and algorithms that can provide suitable run-time performance and reliability for specific data
storage applications and technology environments. The laboratory is directed by Professor
Walter A. Burkhard.
Computation often entails massive heterogeneous data sets involving text, audio, and video
streams. Storage, access and analysis of such large data sets will be an ongoing challenge due to
continuing increases in users demands as well as continuing changes in technology. Information
production is accelerating at a breakneck speed; by year 2000, information will double every three
years. Information storage facilities are becoming less expensive and more varied; larger primary,
secondary, and now tertiary storage domains are feasible. Currently approximately 95% of stored
information is recorded on paper, another 4% on microfiche, and only 1% is on-line. Cost versus
performance tradeoff studies will continue to be of interest as a larger fraction of the stored
information is placed on-line.
Traditional approaches to data storage will not suffice in this expanding arena; new storage
technologies, new access methods, new operating systems, and new data models will be necessary.
Application specific approaches are driving both research and development.
Beyond the usual performance issues, the preservation of data in spite of eventual component
failures is another key issue.
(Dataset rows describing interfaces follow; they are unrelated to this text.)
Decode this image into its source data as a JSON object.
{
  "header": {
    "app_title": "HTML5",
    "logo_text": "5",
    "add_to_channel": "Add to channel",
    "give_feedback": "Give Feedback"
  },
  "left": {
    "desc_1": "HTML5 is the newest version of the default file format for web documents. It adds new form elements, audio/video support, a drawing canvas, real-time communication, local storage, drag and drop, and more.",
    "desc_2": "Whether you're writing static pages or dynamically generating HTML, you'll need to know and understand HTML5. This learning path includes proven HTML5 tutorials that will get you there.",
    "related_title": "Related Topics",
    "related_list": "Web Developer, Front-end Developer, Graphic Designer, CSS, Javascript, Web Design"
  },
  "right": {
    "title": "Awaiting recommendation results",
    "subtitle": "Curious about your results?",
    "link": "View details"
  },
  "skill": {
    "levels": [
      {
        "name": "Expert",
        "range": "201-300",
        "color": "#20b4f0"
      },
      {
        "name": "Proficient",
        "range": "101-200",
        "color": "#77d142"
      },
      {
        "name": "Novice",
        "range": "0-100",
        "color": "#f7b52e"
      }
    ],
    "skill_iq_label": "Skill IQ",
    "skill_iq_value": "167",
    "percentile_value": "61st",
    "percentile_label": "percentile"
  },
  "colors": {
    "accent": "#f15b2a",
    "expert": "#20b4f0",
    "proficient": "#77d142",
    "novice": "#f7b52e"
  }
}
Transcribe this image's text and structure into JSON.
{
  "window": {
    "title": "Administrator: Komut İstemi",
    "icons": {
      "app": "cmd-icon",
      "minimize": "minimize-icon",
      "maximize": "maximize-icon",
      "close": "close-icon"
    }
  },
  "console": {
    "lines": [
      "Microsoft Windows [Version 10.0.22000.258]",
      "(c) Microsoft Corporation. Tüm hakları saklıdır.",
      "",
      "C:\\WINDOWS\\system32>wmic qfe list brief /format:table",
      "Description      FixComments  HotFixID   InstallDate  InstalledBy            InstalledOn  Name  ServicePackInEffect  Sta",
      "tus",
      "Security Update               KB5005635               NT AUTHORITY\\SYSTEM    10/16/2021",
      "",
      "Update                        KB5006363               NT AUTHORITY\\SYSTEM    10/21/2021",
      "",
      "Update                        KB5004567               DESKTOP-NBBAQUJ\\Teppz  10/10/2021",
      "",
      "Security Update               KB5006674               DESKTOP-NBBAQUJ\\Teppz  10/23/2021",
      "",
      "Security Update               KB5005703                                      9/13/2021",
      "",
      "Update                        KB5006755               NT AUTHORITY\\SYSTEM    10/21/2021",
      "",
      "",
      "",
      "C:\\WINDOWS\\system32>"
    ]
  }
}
As the size of the data sets increases, data loss can become an
unavoidable reality. Data replication provides the traditional remedy. Less expensive data storage
organizations are required. The informaton dispersal algorithm is one such approach. These data
reliability approaches have negative run-time performance consequences giving rise to additional
Currently one specific storage application is MPEG encoded multimedia data. We have created
suitable data layouts that recognize the regular and real-time nature of these streams thereby
expeditiously utilizing disk storage; resulting servers are efficient under both fault-free and
degraded operation modes.